There is no doubt that the impact of this year’s rising costs will impact farmers for years to come.
With fewer crops and livestock, there is less to sell next year. Even if output costs rise to match farm input costs, fewer crops equate to less profits.
Spend Or Invest
British farmers must choose between spending money now or investing for the future.
Using savings to cover the difference in rising costs now, may help farmers recuperate some of the lost costs.
However, it means they can no longer afford new machinery, cannot invest in greener energy sources or they must adapt their lifestyle.
The only other way to manage rising farm input costs is to ensure that output costs match the increase in expenses. To prevent farmers from being left to cope with rising input costs alone, consumers can expect an increase in the cost of UK-farmed produce and livestock.
Economically, the cost of living is already high. Increased food prices may open the market for cheaper imports, and as a result, withdraw the much-needed financial support for UK farmers.
Managing Rising Input Costs
Now more than ever, farmers need access to the latest, most-efficient technology.
Increasing yields is hugely important, saving fossil fuel costs by switching to electric or hybrid machinery/equipment will help lower farming costs. However, with such significant price increases, many farmers can no longer afford to update outdated equipment.
Previously, government funding support was enough for most farmers. But there is now a significant gap between official funding and the expected costs. With traditional high street banks reluctant to loan money to cover the extended time period most farmers need – farmers are at a loss.
The result is that more farmers are looking at other ways to invest in environmentally-friendly machinery and more efficient digital farming tools.
For UK farmers, this means turning to alternative funding sources to support investments.
Specialist financial brokers work with agricultural lenders to offer bespoke finance packages that allow British farmers to future-proof their farms, combat rising input costs and invest in more efficient machinery.
With finance products such as loans, the loan terms can include periods which are longer than one complete crop (or livestock) production cycle, giving farmers time to factor output costs into the loan repayment schedule.

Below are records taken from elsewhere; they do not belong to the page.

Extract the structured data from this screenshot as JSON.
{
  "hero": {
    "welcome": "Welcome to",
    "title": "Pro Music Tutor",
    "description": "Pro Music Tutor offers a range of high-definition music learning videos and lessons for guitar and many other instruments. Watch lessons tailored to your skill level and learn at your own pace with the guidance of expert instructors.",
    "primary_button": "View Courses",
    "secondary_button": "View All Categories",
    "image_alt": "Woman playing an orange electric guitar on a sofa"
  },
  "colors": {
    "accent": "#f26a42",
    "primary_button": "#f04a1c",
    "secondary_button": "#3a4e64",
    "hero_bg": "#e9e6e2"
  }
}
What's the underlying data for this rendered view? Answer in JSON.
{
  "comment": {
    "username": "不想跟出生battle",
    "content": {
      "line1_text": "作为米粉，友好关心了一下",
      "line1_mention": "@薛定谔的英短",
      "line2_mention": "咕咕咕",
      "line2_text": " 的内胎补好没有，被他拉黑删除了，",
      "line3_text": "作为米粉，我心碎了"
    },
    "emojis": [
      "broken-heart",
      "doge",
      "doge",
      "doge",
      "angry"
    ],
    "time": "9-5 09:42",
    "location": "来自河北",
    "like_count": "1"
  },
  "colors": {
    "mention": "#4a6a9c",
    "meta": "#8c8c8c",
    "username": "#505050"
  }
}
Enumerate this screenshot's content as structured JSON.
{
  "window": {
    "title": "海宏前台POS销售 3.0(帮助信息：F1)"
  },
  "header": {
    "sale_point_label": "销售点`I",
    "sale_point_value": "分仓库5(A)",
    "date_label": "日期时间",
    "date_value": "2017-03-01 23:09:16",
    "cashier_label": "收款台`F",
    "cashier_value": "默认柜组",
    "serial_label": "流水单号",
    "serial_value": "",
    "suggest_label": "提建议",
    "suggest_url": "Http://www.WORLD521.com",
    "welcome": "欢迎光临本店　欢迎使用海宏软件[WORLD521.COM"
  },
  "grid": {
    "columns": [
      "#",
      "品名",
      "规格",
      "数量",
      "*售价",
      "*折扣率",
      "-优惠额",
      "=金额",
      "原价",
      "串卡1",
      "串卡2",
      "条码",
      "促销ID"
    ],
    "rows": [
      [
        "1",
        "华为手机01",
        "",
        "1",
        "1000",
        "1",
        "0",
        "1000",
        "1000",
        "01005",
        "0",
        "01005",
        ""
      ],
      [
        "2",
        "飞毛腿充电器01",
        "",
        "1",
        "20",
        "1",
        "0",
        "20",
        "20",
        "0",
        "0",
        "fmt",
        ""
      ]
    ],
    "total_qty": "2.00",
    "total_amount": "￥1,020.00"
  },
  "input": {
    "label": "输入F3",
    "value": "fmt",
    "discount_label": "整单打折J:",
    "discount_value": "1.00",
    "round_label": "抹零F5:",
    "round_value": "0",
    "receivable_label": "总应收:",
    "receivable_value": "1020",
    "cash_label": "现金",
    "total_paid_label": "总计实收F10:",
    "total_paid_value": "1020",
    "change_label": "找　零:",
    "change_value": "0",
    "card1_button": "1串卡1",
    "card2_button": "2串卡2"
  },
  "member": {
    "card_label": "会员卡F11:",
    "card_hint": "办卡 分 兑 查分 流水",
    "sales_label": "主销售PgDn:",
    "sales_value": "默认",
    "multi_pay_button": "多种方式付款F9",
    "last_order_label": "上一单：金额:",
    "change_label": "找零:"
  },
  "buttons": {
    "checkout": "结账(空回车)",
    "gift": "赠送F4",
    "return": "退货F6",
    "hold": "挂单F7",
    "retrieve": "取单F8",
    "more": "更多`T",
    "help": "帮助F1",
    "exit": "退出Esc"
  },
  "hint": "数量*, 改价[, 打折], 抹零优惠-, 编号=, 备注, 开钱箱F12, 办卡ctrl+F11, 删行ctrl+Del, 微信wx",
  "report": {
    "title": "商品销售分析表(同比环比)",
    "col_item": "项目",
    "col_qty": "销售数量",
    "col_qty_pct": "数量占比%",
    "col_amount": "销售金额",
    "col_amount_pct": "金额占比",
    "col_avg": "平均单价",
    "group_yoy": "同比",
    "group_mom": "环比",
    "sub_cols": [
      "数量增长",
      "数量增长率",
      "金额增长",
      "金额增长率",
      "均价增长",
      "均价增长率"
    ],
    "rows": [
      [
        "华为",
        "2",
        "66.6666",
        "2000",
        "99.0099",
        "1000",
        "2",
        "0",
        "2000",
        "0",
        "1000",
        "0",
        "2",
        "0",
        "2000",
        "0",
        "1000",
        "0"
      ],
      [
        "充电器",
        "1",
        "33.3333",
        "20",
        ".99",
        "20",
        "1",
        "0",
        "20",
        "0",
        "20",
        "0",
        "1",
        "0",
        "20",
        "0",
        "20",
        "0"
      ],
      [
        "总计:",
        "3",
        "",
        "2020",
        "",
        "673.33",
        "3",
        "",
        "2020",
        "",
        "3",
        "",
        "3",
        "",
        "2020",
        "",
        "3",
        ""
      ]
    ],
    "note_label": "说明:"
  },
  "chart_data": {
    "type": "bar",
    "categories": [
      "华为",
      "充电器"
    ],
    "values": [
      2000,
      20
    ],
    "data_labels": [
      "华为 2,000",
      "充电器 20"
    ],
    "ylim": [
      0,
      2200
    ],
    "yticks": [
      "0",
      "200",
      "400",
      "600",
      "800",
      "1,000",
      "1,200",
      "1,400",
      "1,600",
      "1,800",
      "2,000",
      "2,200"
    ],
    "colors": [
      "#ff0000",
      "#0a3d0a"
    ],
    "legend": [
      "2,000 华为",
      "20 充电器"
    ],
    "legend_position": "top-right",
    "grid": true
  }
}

But with costs predicted to rise further and government support not matching the increases, the question remains – how long can farmers afford to be farmers?
For more information and help with farm finance speak to the team at Evangate FS today.